Saved data entries
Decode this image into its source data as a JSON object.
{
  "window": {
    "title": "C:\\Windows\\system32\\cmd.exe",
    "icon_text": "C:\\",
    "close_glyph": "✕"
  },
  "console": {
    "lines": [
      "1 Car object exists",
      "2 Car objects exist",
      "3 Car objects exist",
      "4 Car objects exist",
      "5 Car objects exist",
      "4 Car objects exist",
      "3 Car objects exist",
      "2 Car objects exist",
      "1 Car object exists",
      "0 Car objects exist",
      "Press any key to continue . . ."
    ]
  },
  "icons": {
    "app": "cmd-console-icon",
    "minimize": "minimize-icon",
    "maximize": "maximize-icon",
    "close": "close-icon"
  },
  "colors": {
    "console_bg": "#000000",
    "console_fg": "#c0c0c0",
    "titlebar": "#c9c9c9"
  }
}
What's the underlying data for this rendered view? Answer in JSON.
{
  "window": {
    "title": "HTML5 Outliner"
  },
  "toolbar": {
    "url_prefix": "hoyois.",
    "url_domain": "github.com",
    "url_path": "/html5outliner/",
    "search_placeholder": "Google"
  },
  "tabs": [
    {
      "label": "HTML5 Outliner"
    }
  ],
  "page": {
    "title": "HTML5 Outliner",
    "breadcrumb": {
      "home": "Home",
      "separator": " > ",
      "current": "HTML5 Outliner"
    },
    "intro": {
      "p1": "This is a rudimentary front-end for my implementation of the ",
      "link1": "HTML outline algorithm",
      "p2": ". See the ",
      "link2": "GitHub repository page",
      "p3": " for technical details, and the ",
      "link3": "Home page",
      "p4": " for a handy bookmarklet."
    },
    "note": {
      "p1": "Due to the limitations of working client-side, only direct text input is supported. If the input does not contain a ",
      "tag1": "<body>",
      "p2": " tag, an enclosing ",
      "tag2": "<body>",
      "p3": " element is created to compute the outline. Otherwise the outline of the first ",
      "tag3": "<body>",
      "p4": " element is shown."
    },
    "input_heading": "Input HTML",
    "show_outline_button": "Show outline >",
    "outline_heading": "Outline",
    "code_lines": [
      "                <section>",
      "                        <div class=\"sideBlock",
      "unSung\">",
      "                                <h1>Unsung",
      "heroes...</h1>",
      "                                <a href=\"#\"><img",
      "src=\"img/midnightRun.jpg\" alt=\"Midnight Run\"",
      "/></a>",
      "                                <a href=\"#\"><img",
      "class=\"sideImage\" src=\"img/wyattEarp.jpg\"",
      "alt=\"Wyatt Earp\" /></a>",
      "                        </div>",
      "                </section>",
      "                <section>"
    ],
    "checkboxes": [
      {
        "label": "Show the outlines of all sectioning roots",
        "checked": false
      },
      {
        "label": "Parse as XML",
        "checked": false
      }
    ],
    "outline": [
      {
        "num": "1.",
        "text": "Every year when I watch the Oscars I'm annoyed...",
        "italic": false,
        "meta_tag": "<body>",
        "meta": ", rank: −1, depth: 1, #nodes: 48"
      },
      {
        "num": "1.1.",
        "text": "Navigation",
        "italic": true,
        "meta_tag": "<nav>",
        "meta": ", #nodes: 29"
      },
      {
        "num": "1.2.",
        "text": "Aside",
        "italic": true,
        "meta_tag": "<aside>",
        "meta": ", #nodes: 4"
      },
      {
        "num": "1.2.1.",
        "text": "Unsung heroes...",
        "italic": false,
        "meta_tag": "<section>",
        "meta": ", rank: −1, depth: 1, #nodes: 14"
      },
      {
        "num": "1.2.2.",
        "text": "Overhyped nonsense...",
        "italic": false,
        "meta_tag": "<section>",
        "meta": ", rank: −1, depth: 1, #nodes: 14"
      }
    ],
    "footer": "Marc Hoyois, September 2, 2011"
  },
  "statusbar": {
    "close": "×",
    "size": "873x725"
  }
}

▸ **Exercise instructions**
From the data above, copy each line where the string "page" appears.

▸ **Answer space**
  "page": {
      "link2": "GitHub repository page",
      "link3": "Home page",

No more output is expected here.